The displacement of indigenous Bradyrhizobium japonicum strains of serocluster 123 in soybean [Glycine max (L.) Merr.] nodules in favor of a more effective inoculant strain has been suggested as an approach to enhance N2 fixation and thereby increase soybean productivity. We previously identified soybean genotypes that restricted the nodulation and competitiveness of the serotype strain USDA 123, but did not affect the nodulation or competitiveness of many other serocluster 123 isolates. It was the objective of this work to identify a soybean genotype that reduced the nodulation and competitiveness of serocluster 123 isolate MNl-lc, a strain that nodulated the previously identified USDA 123-restricting genotypes very well. A total of 850 plant introductions and cultivars were screened in the greenhouse with isolate MNl-lc. Five soybean genotypes had reduced nodulation when compared with the control cultivars. In two subsequent tests in soil and vermiculite, two of the genotypes, PI 283326 and PI 417S66, restricted the nodulation of strains MNllc, USDA 110, and USDA 138. PI 417566 nodulated and fixed N2 effectively with strains USDA 123 and CB1809, while PI 283326 did not. In a test of competition for nodulation, 'Williams' soybean and PI 417566 were inoculated with both MNl-lc and the inoculantquality strain CB1809. Over 90% of the nodules formed on Williams contained MNl-lc, while less than 10% were occupied with CB1809. In contrast, 70% of the nodules of PI 417566 contained CB1809. Our results demonstrated the ability of PI 417566 to reduce the nodulation and competitiveness of MNl-lc in favor of the inoculantquality strain CB1809, and indicated that soybean genotypes may be used to exclude specific isolates or subpopulations of serocluster 123.
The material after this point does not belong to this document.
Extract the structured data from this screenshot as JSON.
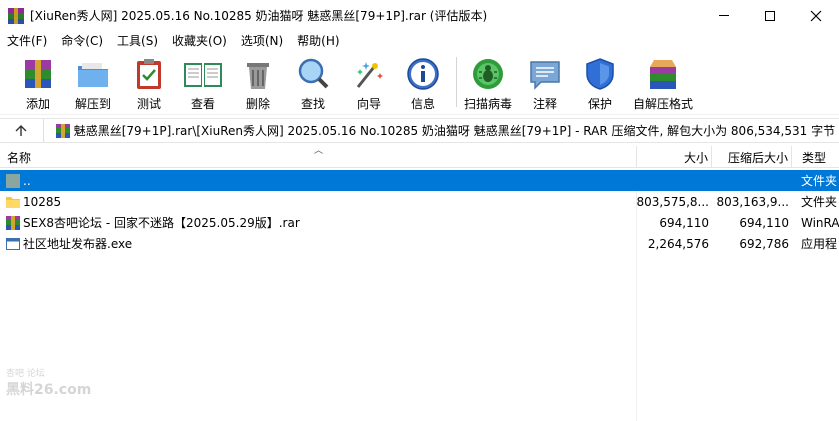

|Original language||English (US)|
|Number of pages||6|
|State||Published - Jan 1 1989|